• _WHAT TO WORK ON_: Please reproduce every entry below without omitting a single line.

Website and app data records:

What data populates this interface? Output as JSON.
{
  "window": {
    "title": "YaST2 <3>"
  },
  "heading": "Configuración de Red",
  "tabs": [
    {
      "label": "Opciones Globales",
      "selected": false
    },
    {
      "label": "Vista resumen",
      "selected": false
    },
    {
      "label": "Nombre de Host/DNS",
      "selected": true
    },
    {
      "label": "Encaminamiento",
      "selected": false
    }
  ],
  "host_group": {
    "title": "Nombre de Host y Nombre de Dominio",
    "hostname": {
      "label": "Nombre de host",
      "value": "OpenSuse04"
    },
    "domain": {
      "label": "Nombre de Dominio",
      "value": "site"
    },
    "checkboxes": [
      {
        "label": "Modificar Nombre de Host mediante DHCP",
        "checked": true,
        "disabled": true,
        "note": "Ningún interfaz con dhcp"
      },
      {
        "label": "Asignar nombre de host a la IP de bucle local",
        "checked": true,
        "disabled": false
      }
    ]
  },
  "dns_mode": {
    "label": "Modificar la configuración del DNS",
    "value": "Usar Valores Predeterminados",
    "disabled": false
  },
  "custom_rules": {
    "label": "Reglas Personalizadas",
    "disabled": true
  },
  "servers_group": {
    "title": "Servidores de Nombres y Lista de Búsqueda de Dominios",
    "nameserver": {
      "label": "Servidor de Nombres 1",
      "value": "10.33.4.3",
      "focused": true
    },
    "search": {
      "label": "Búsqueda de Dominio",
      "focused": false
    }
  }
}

• _WRITTEN ANSWER_:
What data populates this interface? Output as JSON.
{
  "window": {
    "title": "YaST2 <3>"
  },
  "heading": "Configuración de Red",
  "tabs": [
    {
      "label": "Opciones Globales",
      "selected": false
    },
    {
      "label": "Vista resumen",
      "selected": false
    },
    {
      "label": "Nombre de Host/DNS",
      "selected": true
    },
    {
      "label": "Encaminamiento",
      "selected": false
    }
  ],
  "host_group": {
    "title": "Nombre de Host y Nombre de Dominio",
    "hostname": {
      "label": "Nombre de host",
      "value": "OpenSuse04"
    },
    "domain": {
      "label": "Nombre de Dominio",
      "value": "site"
    },
    "checkboxes": [
      {
        "label": "Modificar Nombre de Host mediante DHCP",
        "checked": true,
        "disabled": true,
        "note": "Ningún interfaz con dhcp"
      },
      {
        "label": "Asignar nombre de host a la IP de bucle local",
        "checked": true,
        "disabled": false
      }
    ]
  },
  "dns_mode": {
    "label": "Modificar la configuración del DNS",
    "value": "Usar Valores Predeterminados",
    "disabled": false
  },
  "custom_rules": {
    "label": "Reglas Personalizadas",
    "disabled": true
  },
  "servers_group": {
    "title": "Servidores de Nombres y Lista de Búsqueda de Dominios",
    "nameserver": {
      "label": "Servidor de Nombres 1",
      "value": "10.33.4.3",
      "focused": true
    },
    "search": {
      "label": "Búsqueda de Dominio",
      "focused": false
    }
  }
}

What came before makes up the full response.